|International Classification||B05B7/24, B05B12/08, B05B15/02|
|Cooperative Classification||B05B15/006, B05B7/2405, B05B15/025, B05B12/008|
|European Classification||B05B7/24A3, B05B15/02B, B05B12/00S3D|
|Apr 8, 1993||AS||Assignment|
Owner name: GURMMAN AEROSPACE CORPORATION, NEW YORK
Free format text: ASSIGNMENT OF ASSIGNORS INTEREST.;ASSIGNOR:WICKENHAVER, THOMAS J.;REEL/FRAME:006530/0514

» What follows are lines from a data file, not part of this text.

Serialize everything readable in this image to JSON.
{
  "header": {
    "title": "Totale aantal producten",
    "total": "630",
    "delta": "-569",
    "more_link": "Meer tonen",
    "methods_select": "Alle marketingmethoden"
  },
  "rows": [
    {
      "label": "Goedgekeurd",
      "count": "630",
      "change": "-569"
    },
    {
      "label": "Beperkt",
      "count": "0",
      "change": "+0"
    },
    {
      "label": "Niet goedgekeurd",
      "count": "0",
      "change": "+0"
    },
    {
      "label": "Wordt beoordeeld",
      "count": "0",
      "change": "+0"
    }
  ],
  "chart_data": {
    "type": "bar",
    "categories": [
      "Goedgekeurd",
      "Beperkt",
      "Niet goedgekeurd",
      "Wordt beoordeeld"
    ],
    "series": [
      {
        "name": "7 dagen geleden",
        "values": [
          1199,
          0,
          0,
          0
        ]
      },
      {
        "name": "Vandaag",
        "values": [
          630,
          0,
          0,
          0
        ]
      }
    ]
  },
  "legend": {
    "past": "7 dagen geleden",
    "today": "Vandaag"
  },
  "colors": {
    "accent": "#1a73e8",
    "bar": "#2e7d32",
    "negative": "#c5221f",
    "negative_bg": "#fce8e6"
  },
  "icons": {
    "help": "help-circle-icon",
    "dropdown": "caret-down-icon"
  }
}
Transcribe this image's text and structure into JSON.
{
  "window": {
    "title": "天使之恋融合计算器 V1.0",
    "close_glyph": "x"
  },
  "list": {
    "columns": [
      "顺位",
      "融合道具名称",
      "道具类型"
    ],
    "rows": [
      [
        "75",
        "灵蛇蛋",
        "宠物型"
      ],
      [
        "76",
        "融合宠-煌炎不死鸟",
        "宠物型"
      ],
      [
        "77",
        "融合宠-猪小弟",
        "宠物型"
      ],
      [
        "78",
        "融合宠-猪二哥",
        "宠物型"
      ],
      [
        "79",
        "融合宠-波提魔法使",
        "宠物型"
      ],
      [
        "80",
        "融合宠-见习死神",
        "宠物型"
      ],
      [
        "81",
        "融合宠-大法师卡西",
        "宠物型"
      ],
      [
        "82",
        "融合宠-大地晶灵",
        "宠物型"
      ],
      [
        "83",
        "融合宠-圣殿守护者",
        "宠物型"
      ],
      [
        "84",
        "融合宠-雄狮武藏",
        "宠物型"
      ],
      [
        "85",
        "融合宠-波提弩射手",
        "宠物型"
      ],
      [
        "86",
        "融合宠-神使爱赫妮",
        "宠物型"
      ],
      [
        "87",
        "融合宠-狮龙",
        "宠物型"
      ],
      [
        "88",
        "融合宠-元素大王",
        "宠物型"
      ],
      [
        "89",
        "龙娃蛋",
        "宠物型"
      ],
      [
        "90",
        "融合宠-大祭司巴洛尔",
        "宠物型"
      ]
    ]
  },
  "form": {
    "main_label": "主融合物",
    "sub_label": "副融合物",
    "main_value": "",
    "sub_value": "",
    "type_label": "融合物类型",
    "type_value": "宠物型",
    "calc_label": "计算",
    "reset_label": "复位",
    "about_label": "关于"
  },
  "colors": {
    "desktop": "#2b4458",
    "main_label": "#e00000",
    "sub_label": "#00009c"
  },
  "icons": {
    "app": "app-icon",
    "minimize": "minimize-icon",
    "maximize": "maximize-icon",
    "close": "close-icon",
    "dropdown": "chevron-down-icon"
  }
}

Effective date: 19930329
|Jan 12, 1998||FPAY||Fee payment|
Year of fee payment: 4
|Oct 5, 2000||AS||Assignment|
|Dec 12, 2000||AS||Assignment|
|Feb 6, 2002||REMI||Maintenance fee reminder mailed|
|Jul 12, 2002||LAPS||Lapse for failure to pay maintenance fees|
|Sep 10, 2002||FP||Expired due to failure to pay maintenance fee|
Effective date: 20020712